Here's the Scoop: April 9, 2014

Real animal power
The strength of vehicles is typically measured in horsepower. When a car or truck is lacking in “get up and go,” it’s often joked that horsepower has been replaced by squirrel power. I’ve added a new level of action (or inaction) to this description: mouse power.
With the exception of the small group of folks who view mice as “cute” and think they make neat pets, most of us have little use for mice. Cats are an exception to this rule, of course.
Personally, I’m among those don’t have a lot of use for mice. The sight of a mouse doesn’t send me jumping on a chair and smacking pots and pans together in an effort to shoo them away, but they are kind of gross in a disease-carrying way. I do enjoy trapping the occasional mouse, but it’s not like I have them mounted or anything. But, I might start.
I always thought that when we moved out of town, the biggest challenge for our vehicles would be getting up and down some substantial hills after big snowstorms. I was wrong. In the past few years, my car has had: 1. A bumper chewed through by a porcupine. 2. A door handle ripped off by a bear enticed by the irresistible aroma that lingered from a bag of takeout food from Five Guys Burgers and Fries. 3. The air filter chewed apart and replaced by a mouse nest.

Damage not too bad
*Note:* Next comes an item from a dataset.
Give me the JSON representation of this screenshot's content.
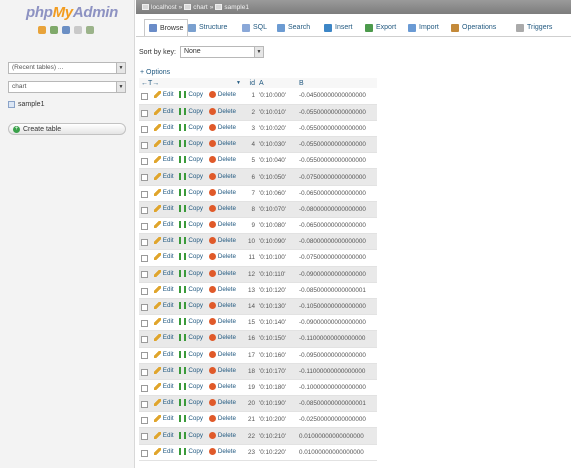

I’ve mentioned two of these incidents in other columns. The porcupine episode did little damage, but took a small bite out of trade-in value. The bear damage was costly, but was outweighed by the fact that it’s really kind of cool knowing that bears — who can eat pretty much whatever they choose — would have the same type of attraction to Five Guys food that I do. When I want a Five Guys meal, I whine to my wife. When a bear wants such a meal, it simply rips a car apart that was carrying this food. Neat trick. Except the food was already gone — thanks to me.
Anyone familiar with nature realizes that even a hefty mouse is far smaller than even a porcupine and certainly a fraction the size of a bear. That doesn’t mean the damage was less costly. You see, the mouse nest in the air filter space cut off oxygen flow, fouled the spark plugs — and left me walking home on newspaper deadline day — wondering how a two-year-old car that was not a Yugo had simply quit running.
I was…annoyed. A call to the dealer reassured me that any problems were safely within the warranty period. “Unless it’s rodent damage,” he added. What did he know? Had he been reading too many copies of Rodent and Track magazine.
As it turns out, he knew quite a bit. On one hand, I was relieved that my car hadn’t simply stopped running because of poor workmanship. On the other hand, a tiny pest that weighs mere ounces, had shut down a car weighing more than 3,000 pounds during a leisurely evening of nest-building. This was troubling. Maybe it was Mighty Mouse?
Either way, it’s fixed. For now. I guess I should be happy that there’s no evidence that mice are fond of Five Guys Burgers and Fries. Of course, that’s only because they haven’t had this taste treat yet. Once this happened - they’ll be trapped. In a good way.
— Brian Sweeney